Tracking Tribune Newsletter #4 - April 2014
In January 2014, CDC’s Environmental Public Health Tracking Program was recognized for two separate achievements at the NCEH/ATSDR Honor Awards Ceremony. The “Tracking in Action” video series was awarded “Excellence in Communications” for setting itself apart from other communications products with its high-caliber production quality, variety of content, dynamic videography, and plain language scripting focusing on the positive impact of the Tracking Network on environmental health. The Tracking Program also received an award for “Excellence in Information Technology” for the National Environmental Public Health Tracking Network and its unique design approach to environmental public health and surveillance systems. Both awards highlight the Tracking Program’s efforts in developing innovative tools, developing new technologies, and keeping the public informed, safe, and healthy.
Since 2009, the Association of State and Territorial Health Officials (ASTHO)External has partnered with CDC’s Environmental Public Health Tracking Program to offer mentorship opportunities through a peer-to-peer fellowship program. This innovative program pairs existing CDC-funded environmental public health tracking grantees with fellows from state or local health departments not currently funded by the CDC tracking program. The fellowship fosters collaboration between health departments through knowledge sharing and the development of pilot projects to positively impact environmental health.
Twenty-three state and local health departments have participated in the program in the last five years.
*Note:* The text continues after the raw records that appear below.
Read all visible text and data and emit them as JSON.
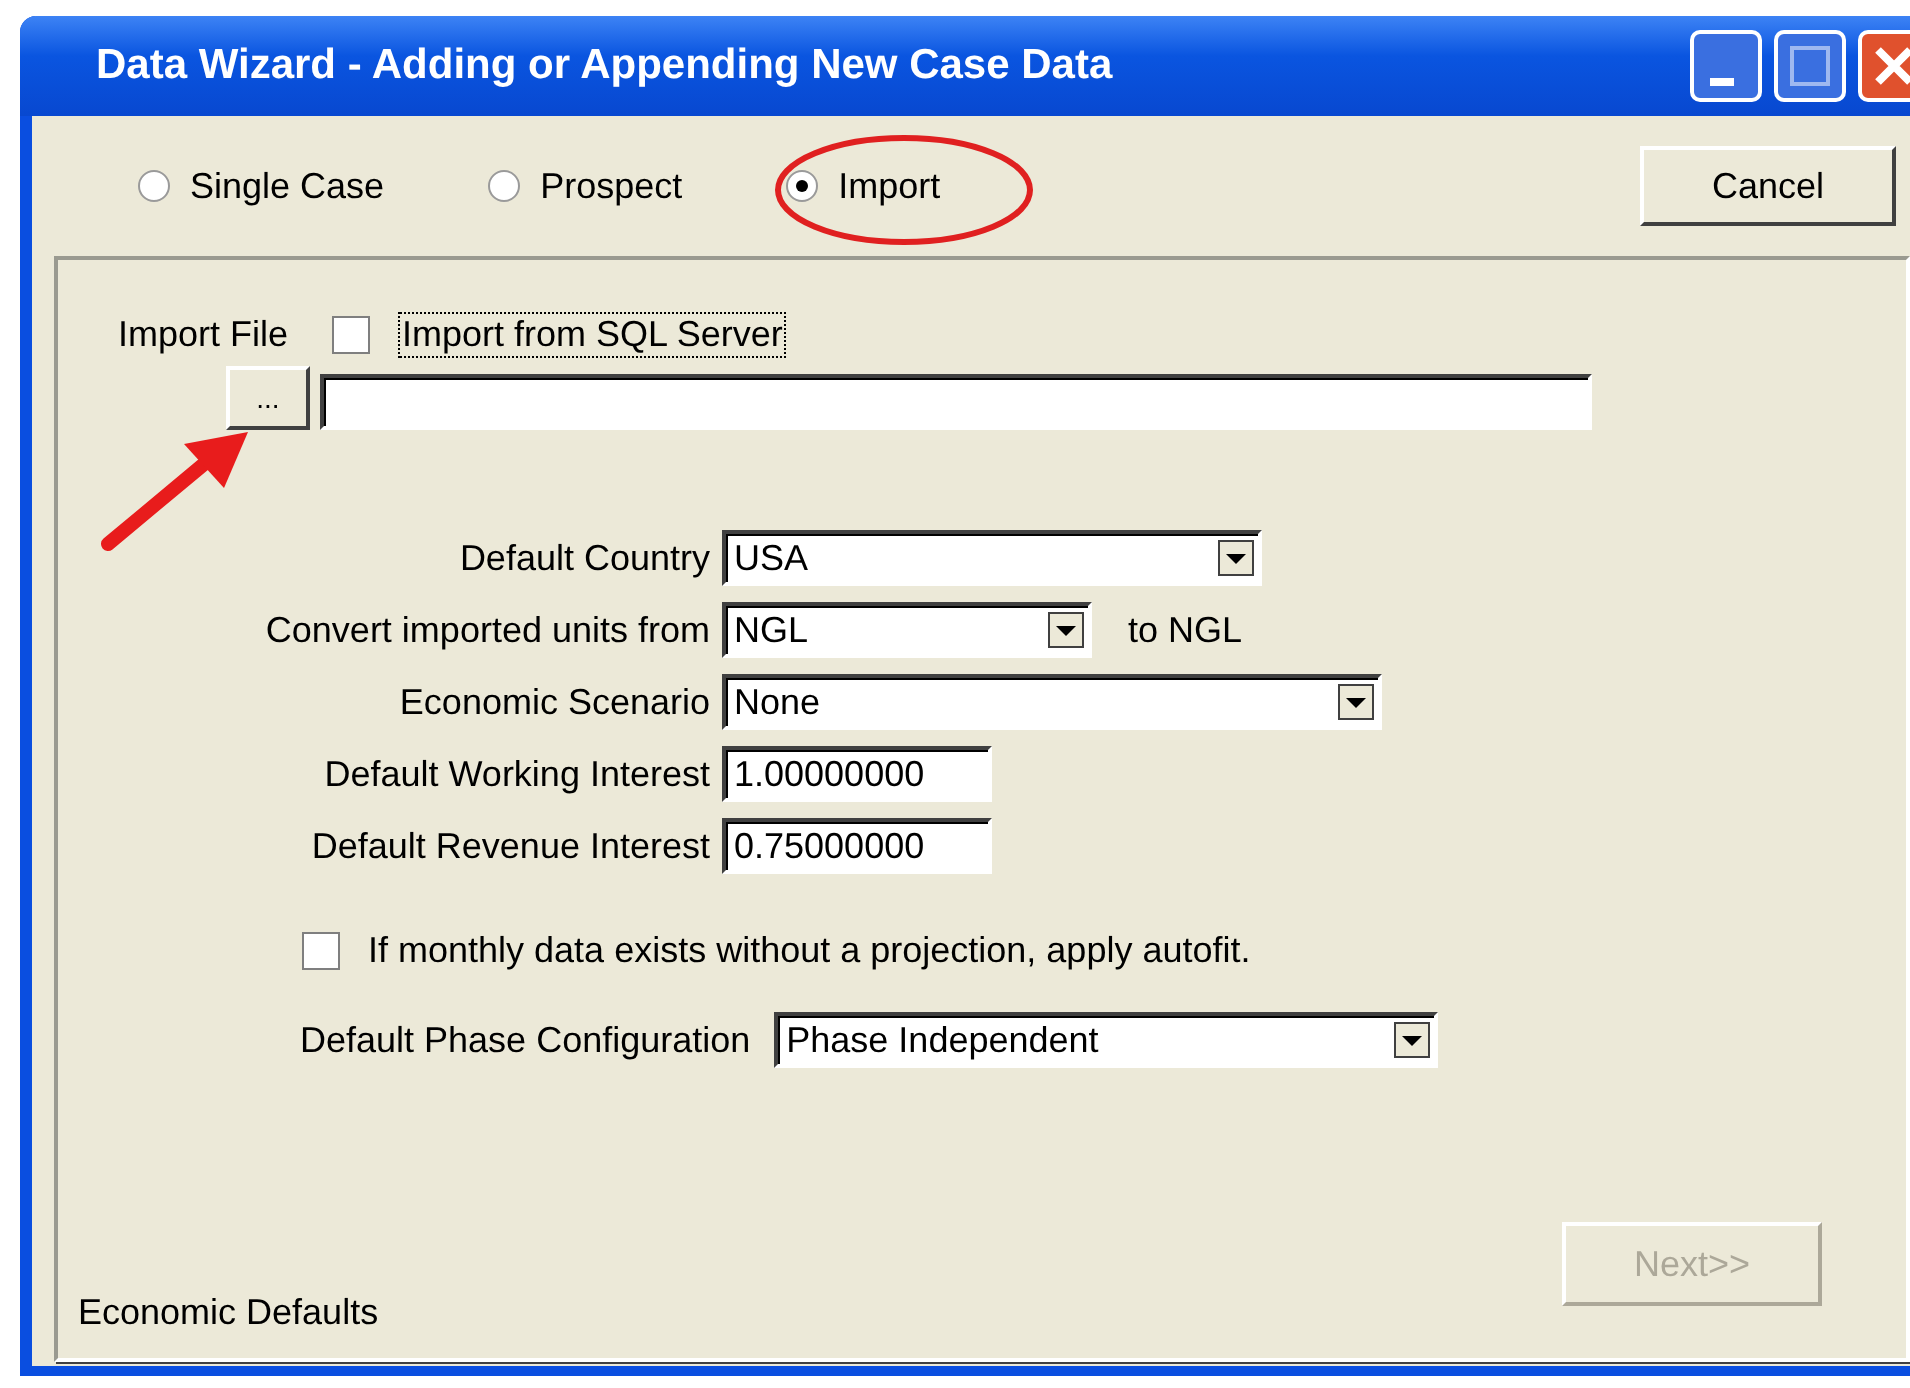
{
  "window": {
    "title": "Data Wizard - Adding or Appending New Case Data"
  },
  "modes": [
    {
      "label": "Single Case",
      "selected": false
    },
    {
      "label": "Prospect",
      "selected": false
    },
    {
      "label": "Import",
      "selected": true
    }
  ],
  "cancel_button": "Cancel",
  "import_file": {
    "label": "Import File",
    "browse_button": "...",
    "sql_checkbox": {
      "label": "Import from SQL Server",
      "checked": false
    }
  },
  "fields": [
    {
      "kind": "select",
      "label": "Default Country",
      "value": "USA"
    },
    {
      "kind": "select",
      "label": "Convert imported units from",
      "value": "NGL",
      "suffix": "to NGL"
    },
    {
      "kind": "select",
      "label": "Economic Scenario",
      "value": "None"
    },
    {
      "kind": "input",
      "label": "Default Working Interest",
      "value": "1.00000000"
    },
    {
      "kind": "input",
      "label": "Default Revenue Interest",
      "value": "0.75000000"
    }
  ],
  "autofit_checkbox": {
    "label": "If monthly data exists without a projection, apply autofit.",
    "checked": false
  },
  "phase_configuration": {
    "label": "Default Phase Configuration",
    "value": "Phase Independent"
  },
  "footer_label": "Economic Defaults",
  "next_button": {
    "label": "Next>>",
    "disabled": true
  }
}
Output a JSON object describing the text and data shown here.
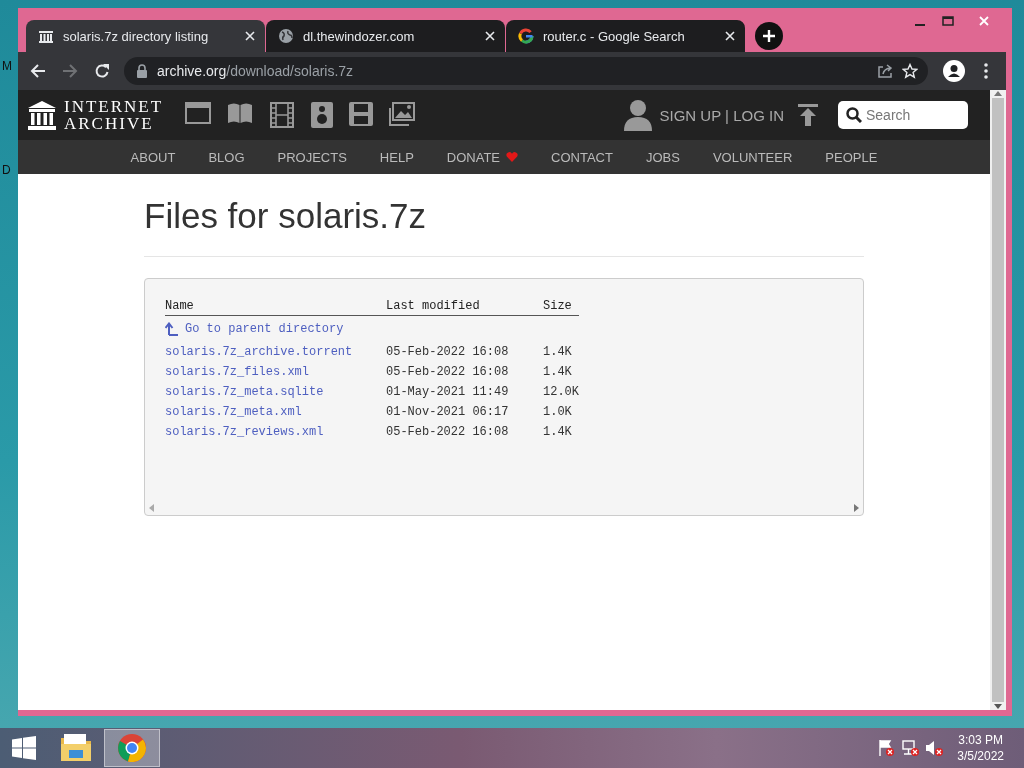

The pilot projects launched through this initiative vary in size and scope and include projects like tracking algal blooms, preventing heat-related deaths, and linking environmental exposures and cancer risk. To mark the five-year anniversary of this important program, ASTHO has released Tracking Progress, Improving HealthExternal, a report that chronicles the history of the program and its many accomplishments.
This year, ASTHO and CDC’s Tracking Program welcome four returning participants in the fellowship program. Arizona, Kansas, Kentucky, and North Carolina will all be acquiring and submitting hospital discharge data to the Tracking Network related to asthma, carbon monoxide poisoning, heart attacks, and heat stress illnesses for the 10-year period of 2000-2010. CDC’s Tracking Program is tremendously proud of the results of the fellowship program and its ongoing partnership with ASTHO
CDC’s Tracking Network continues to develop new and innovative tools to make environmental and health connections easier to understand. Outdoor air quality is one of the most searched content areas on the Tracking Network. Outdoor air quality can impact respiratory and cardiovascular health, among others such as low birthweight and other reproductive outcomes. To highlight the effect of outdoor air on cardiovascular disease, the Tracking Network now provides a new health impact assessment tool that estimates the number of coronary artery disease deaths that could be prevented by lowering PM2.5 (particulate matter) levels by certain percentages. You can use the tool to see how many lives can be potentially saved if there were a five, ten, or fifteen percent reduction in PM2.5 levels in the continental United States.
By Environmental Public Health Tracking EIS Officer
Hospital Discharge Data and the Tracking Network
Hospital discharge data (HDD) are a valuable source of health outcomes data for the Tracking Network. Every year, Tracking Program grantees share de-identified HDD for asthma, heart attack, carbon monoxide poisoning, and heat stress health effects on the Tracking Network for free, public use.
Periodic evaluation of surveillance systems and data is necessary to ensure systems are operating efficiently and effectively. In 2013, the Tracking Program’s EIS officer took the lead on evaluating HDD submitted during the period of 2000-2010 and assessing the timeliness and completeness of reporting.
Improved Data Collection Policy to Balance Timeliness and Accuracy
The three most important results affecting HDD timeliness and completeness of reporting were:
- Some grantees were able to submit HDD every year, especially for more recent years.
- In other cases, the number of closed and reported HDD records continued to be updated for up to five years after the original data was submitted.
- Annual resubmission of the previous three years of HDD, including updates to original data, would help ensure the data are timely and accurate.
The Tracking Program recommends a three-year data resubmission policy to standardize timing and volume of data resubmission across all Tracking Network grantees.
Hospital discharge data can be joined with environmental exposure data and used for trend analyses over time at county and state levels. Despite current limitations, HDD remains a useful health outcomes data source for the Tracking Network.